Description of the task
Lines that include "icon" make up the answer; copy all of them from the data below.

Extracted records

━━━━━━━━━━━━━━━━━━━━━━━━━━━━━━

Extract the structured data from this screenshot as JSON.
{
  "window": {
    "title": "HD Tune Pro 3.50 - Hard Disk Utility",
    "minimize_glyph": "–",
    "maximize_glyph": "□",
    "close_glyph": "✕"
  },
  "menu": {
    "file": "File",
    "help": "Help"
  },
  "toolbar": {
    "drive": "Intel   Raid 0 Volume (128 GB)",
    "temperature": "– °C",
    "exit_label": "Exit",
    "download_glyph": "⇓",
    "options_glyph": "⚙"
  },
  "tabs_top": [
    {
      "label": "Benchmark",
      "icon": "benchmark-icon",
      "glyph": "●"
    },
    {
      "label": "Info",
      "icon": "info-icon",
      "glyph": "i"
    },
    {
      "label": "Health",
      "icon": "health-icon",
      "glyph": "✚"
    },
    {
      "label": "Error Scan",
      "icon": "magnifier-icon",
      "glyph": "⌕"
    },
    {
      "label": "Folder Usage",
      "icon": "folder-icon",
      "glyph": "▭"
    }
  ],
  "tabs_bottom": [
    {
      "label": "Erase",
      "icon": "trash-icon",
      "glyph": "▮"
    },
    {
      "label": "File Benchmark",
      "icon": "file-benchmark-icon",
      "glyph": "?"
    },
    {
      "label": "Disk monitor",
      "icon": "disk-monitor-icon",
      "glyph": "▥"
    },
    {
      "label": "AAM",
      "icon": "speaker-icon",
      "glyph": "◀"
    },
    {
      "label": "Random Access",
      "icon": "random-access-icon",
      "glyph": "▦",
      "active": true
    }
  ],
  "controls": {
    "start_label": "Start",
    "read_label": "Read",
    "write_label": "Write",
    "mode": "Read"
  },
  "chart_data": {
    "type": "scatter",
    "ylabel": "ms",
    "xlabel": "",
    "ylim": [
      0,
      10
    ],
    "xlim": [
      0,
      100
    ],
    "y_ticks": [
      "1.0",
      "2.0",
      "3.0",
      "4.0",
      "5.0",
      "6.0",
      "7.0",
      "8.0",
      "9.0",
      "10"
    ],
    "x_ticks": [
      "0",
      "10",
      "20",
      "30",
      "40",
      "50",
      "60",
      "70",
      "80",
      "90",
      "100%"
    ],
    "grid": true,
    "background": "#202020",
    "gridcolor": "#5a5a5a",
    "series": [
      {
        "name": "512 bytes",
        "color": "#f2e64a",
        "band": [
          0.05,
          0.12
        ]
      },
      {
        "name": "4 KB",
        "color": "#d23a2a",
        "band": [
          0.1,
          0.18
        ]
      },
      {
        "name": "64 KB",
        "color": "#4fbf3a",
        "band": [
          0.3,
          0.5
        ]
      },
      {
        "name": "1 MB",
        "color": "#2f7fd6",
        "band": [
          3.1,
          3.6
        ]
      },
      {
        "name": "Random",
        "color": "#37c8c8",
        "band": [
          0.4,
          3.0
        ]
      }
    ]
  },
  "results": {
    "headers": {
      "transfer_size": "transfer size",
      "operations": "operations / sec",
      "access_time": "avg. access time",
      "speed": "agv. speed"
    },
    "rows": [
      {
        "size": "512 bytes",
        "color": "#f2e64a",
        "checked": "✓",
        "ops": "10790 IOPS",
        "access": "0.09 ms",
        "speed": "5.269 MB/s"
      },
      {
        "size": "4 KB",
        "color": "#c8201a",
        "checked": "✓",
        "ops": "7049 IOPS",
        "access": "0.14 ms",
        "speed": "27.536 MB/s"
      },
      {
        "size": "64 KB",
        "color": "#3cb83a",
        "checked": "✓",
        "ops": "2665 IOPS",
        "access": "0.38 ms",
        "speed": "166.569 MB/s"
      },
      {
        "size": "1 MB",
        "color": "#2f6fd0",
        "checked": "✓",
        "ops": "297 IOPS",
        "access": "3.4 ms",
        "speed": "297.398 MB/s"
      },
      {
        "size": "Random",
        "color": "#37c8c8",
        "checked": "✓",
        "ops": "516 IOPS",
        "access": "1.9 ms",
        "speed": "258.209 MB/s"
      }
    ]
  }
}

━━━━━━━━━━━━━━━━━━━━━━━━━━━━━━

Response area
      "icon": "benchmark-icon",
      "icon": "info-icon",
      "icon": "health-icon",
      "icon": "magnifier-icon",
      "icon": "folder-icon",
      "icon": "trash-icon",
      "icon": "file-benchmark-icon",
      "icon": "disk-monitor-icon",
      "icon": "speaker-icon",
      "icon": "random-access-icon",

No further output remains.